II. Multiple Copies for Classroom Use
Multiple copies (not to exceed in any event more than one copy per pupil in a course) may be made by or for the teacher giving the course for classroom use or discussion; provided that:
- The copying meets the tests of brevity and spontaneity as defined below; and,
- Meets the cumulative effect test as defined below; and
- Each copy includes a notice of copyright
(i) Poetry: (a) A complete poem if less than 250 words and if printed on not more than two pages or, (b) from a longer poem, an excerpt of not more than 250 words.
(ii) Prose: (a) Either a complete article, story or essay of less than 2,500 words, or (b) an excerpt from any prose work of not more than 1,000 words or 10% of the work, whichever is less, but in any event a minimum of 500 words.
[Each of the numerical limits stated in "i" and "ii" above may be expanded to permit the completion of an unfinished line of a poem or of an unfinished prose paragraph.]
(iii) Illustration: One chart, graph, diagram, drawing, cartoon or picture per book or per periodical issue.
(iv) "Special" works: Certain works in poetry, prose or in "poetic prose" which often combine language with illustrations and which are intended sometimes for children and at other times for a more general audience fall short of 2,500 words in their entirety. Paragraph "ii" above notwithstanding such "special works" may not be reproduced in their entirety; however, an excerpt comprising not more than two of the published pages of such special work and containing not more than 10% of the words found in the text thereof, may be reproduced.
(i) The copying is at the instance and inspiration of the individual teacher, and
(ii) The inspiration and decision to use the work and the moment of its use for maximum teaching effectiveness are so close in time that it would be unreasonable to expect a timely reply to a request for permission.
(i) The copying of the material is for only one course in the school in which the copies are made.
(ii) Not more than one short poem, article, story, essay or two excerpts may be copied from the same author, nor more than three from the same collective work or periodical volume during one class term.
(iii) There shall not be more than nine instances of such multiple copying for one course during one class term.
[The limitations stated in "ii" and "iii" above shall not apply to current news periodicals and newspapers and current news sections of other periodicals.]
III. Prohibitions as to I and II Above
Notwithstanding any of the above, the following shall be prohibited:
(A) Copying shall not be used to create or to replace or substitute for anthologies, compilations or collective works Such replacement or substitution may occur whether copies of various works or excerpts therefrom are accumulated or reproduced and used separately.

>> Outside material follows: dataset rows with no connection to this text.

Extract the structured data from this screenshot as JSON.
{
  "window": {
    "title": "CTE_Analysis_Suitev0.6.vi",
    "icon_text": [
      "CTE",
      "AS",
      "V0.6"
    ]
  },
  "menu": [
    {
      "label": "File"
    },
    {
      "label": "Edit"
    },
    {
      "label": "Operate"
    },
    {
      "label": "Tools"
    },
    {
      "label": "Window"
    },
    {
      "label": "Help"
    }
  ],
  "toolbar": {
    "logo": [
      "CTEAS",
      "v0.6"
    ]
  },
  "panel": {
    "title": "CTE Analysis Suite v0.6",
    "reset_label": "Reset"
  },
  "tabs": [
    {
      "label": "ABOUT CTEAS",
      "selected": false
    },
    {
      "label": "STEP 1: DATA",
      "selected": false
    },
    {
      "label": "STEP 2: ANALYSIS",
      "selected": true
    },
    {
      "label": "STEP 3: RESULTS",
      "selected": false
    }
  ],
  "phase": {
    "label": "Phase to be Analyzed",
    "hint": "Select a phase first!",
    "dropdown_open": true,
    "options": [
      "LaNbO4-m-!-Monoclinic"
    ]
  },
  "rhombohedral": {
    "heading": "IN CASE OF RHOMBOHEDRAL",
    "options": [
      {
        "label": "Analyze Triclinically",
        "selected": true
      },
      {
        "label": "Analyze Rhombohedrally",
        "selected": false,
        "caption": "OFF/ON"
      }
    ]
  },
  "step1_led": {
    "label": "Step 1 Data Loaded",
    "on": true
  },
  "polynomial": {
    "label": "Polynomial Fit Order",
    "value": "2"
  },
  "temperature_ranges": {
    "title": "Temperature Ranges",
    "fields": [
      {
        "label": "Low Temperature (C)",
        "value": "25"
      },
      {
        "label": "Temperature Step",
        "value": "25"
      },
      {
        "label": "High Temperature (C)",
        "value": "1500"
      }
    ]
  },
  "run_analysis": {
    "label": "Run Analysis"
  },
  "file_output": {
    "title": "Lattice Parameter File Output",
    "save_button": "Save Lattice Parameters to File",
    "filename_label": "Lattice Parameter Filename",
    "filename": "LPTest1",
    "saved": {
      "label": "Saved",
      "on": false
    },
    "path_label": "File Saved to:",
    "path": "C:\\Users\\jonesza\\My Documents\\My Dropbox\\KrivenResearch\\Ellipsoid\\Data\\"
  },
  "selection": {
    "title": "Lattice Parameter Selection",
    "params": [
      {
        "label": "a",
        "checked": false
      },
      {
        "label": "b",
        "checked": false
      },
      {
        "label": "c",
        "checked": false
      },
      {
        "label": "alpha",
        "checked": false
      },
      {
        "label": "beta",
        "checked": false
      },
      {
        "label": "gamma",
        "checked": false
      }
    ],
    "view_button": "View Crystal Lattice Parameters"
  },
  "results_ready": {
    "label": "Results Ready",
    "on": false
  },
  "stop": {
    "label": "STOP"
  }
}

(B) There shall be no copying of or from works intended to be "consumable" in the course of study or of teaching. These include workbooks, exercises, standardized tests and test booklets and answer sheets and like consumable material.

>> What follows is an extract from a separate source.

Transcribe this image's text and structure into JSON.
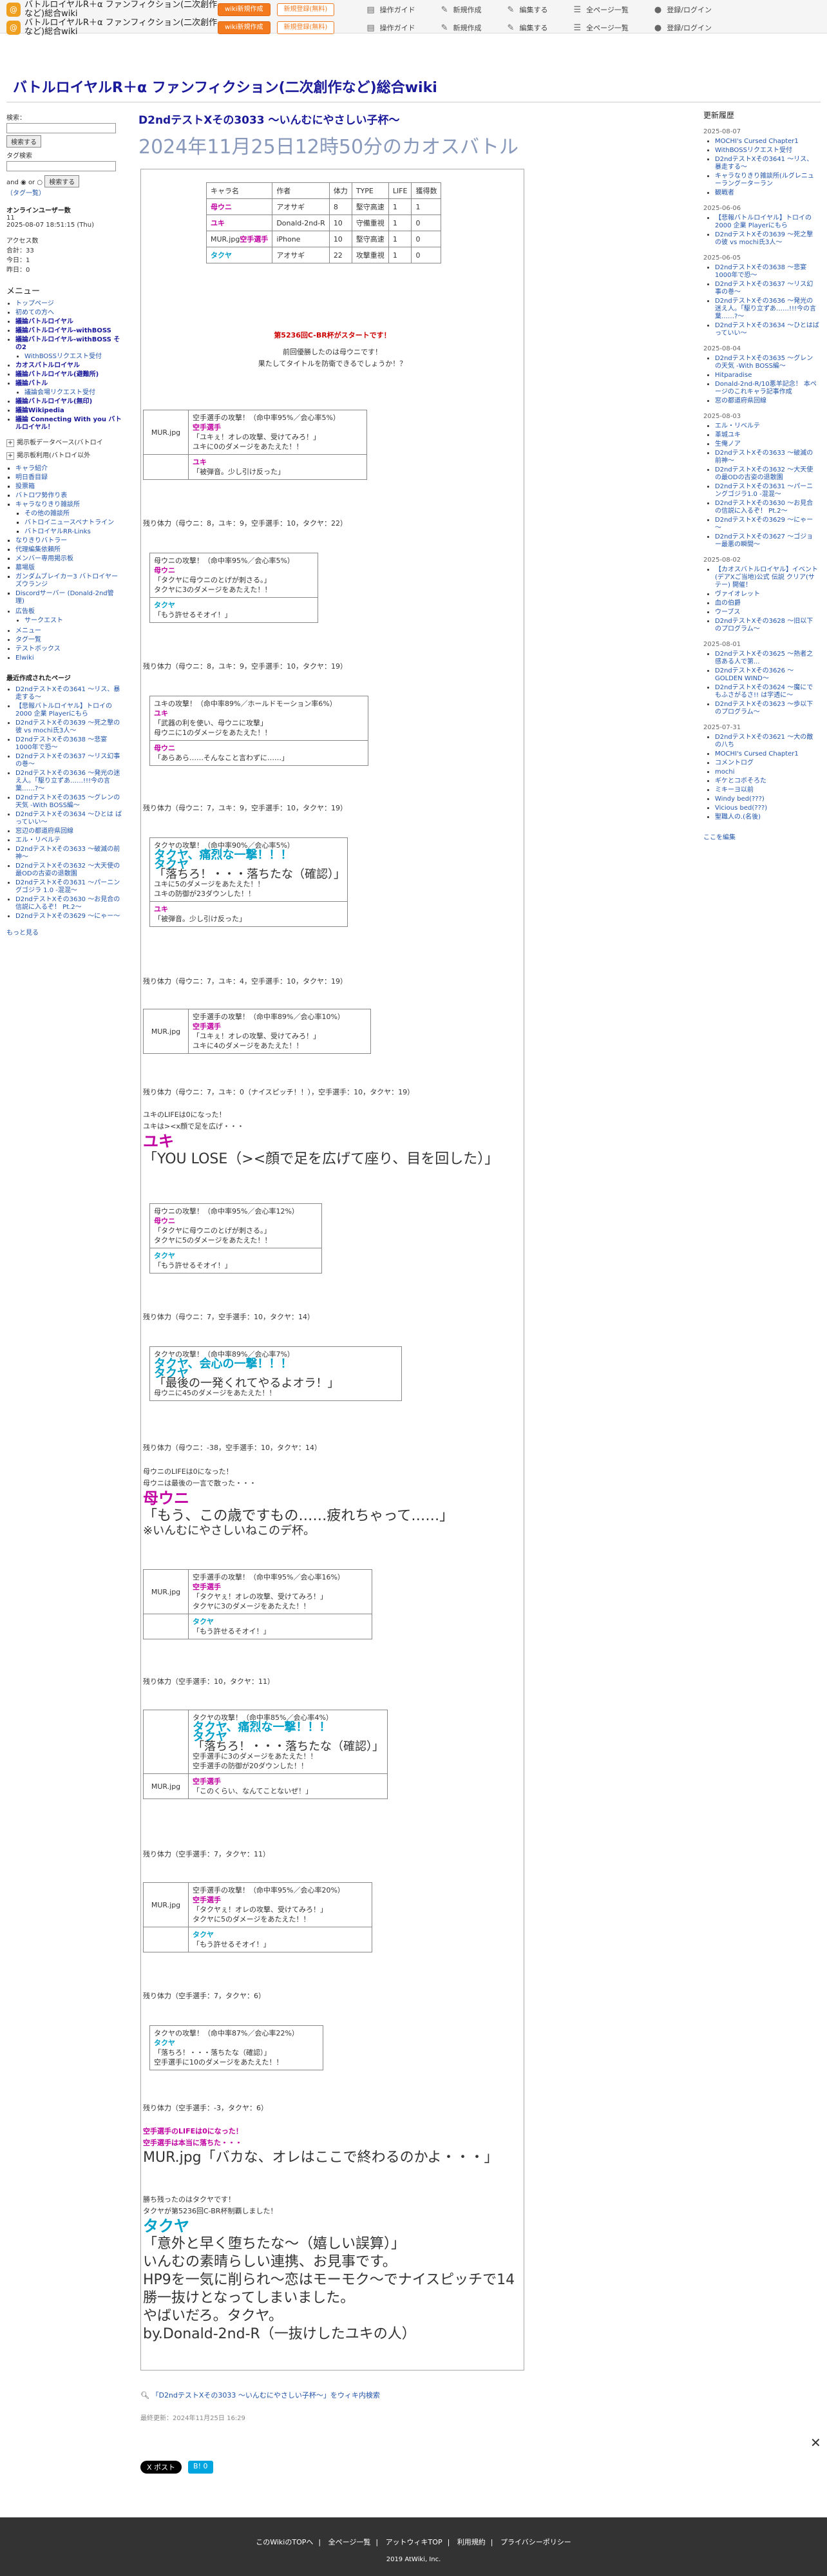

(C) Copying shall not:
(a) substitute for the purchase of books, publishers' reprints or periodicals;
(b) be directed by higher authority;
(c) be repeated with respect to the same item by the same teacher from term to term.
(D) No charge shall be made to the student beyond the actual cost of the photocopying.
Agreed March 19, 1976.
Ad Hoc Committee on Copyright Law Revision, Sheldon Elliott Steinbach
To summarize, multiple copying of copyrighted materials for classroom use is permissible when
- the tests for brevity and spontaneity are met (both fairly well-defined in this report). The spontaneity test also means that after the first spontaneous use of a copyrighted item, permission must be secured for subsequent classroom uses;
- the test for cumulative effect is met (well-defined in the report);
- a copyright notice appears on the distributed materials. Here's a notice you might consider using on your copyrighted classroom materials:
NOTICE: This material may be protected by copyright law (Title 17, United States Code)
- consumable materials are not copied and distributed;
- teachers are not substituting the purchase of copyrighted materials with photocopies distributed in class; and
- students pay no more than the actual cost of copies.